Q & A: American Poetry
Q & A American Poetry: Karen Swenson
Are there essential ways in which you consider yourself an American poet?
Certainly in language I consider myself American. There is an American slang and colloquial expressiveness which it is important to incorporate into poetry, which is part of what makes it American poetry.
When you consider your own "tradition," do you think primarily of American poets?
No, I think of whatever poets writing in English that I know- Indian, Australian, Canadian, English.
Do you believe there is anything specifically American about past and contemporary American poetry? Is there American poetry in the sense that there is said to be American painting or American film? Do you wish to distinguish American poetry from British or other English language poetry?
Definitely. American English has its own rhythms and usages, distinct from other English speakers. I was recently in India where I met and spoke with a number of Indian poets. Their use of the language is neither American nor English.
Which historic poets do you consider most responsible for generating distinctly American poetics?
Walt Whitman, Emily Dickinson, Wallace Stevens, e.e. cummings, Elizabeth Bishop, Sylvia Plath.
What about the American poets who lived primarily in Europe (Eliot, Pound, Stein)? What about the European poets who have recently lived or worked in America (Heaney, Walcott, Milosz)?
They are a part of their own traditions but are as well a part of ours.
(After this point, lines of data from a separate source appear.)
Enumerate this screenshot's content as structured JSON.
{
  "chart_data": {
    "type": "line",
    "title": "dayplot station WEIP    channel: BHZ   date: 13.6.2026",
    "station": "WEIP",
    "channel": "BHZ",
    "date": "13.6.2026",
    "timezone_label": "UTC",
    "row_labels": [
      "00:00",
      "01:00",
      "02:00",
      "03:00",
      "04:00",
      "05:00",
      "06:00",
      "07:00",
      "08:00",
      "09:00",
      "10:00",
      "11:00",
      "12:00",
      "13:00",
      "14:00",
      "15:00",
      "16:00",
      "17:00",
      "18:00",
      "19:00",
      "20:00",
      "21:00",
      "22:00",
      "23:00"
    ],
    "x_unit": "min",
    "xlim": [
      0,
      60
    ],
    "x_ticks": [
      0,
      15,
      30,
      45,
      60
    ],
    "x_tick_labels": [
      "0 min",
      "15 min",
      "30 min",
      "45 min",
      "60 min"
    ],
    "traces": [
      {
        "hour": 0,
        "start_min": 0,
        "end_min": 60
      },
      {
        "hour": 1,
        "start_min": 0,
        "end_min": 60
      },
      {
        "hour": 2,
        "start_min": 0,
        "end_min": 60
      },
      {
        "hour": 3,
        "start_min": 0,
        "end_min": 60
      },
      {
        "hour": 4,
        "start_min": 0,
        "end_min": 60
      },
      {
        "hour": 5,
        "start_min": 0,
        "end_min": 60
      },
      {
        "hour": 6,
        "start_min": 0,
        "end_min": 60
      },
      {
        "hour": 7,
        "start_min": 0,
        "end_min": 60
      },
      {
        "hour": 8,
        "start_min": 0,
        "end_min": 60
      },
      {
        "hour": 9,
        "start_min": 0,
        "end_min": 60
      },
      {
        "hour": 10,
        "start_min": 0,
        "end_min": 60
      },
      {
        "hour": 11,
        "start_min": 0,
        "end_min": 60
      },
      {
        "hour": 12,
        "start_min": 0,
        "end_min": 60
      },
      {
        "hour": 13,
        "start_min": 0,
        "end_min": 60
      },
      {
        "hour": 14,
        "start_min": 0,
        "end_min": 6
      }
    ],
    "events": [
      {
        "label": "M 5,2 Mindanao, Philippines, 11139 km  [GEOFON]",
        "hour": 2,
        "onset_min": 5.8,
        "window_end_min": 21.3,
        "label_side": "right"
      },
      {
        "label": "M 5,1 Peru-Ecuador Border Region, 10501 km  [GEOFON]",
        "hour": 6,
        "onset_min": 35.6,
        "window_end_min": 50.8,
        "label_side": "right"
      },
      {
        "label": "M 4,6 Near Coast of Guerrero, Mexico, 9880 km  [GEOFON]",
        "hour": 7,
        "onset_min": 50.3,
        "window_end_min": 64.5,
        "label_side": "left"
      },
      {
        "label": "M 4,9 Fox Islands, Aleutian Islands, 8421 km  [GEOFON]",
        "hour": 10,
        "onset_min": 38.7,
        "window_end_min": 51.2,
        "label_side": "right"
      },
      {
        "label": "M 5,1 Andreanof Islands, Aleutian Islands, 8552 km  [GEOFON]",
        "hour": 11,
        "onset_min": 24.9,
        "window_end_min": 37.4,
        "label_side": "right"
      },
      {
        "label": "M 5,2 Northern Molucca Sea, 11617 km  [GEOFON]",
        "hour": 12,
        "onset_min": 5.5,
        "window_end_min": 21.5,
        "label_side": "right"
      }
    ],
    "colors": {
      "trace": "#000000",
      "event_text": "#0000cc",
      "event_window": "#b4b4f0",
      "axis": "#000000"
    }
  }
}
English is the language of the world at this point in time and has more flavors than ice cream.
Are you more likely to read a contemporary non-American poet who writes in English or a contemporary non-American poet translated into English?
I am more likely to read a contemporary non-American poet writing in English but I can't defend that practice.
Do other aspects of your life (for instance, gender, sexual preference, ethnicity) figure more prominently than nationality in your self-identity as a poet?
Certainly gender is of great importance to me in my identity and it may, indeed, be of more importance than nationality.
Do you believe you could readily distinguish a poem by an American poet from a poem by other poets writing in English?
It might take more than one poem, but I do think I would be able to distinguish.
What do you see as the consequences of "political correctness" for American poetry?
It flattens it out. When I was a child there were lots of dialect poems which were read by ordinary, modestly educated people. These were not bigoted poems, just poems which noticed the differences in speech between immigrants. They were frequently funny because of the interaction portrayed between immigrant group. Political correctness takes the flavor out of things.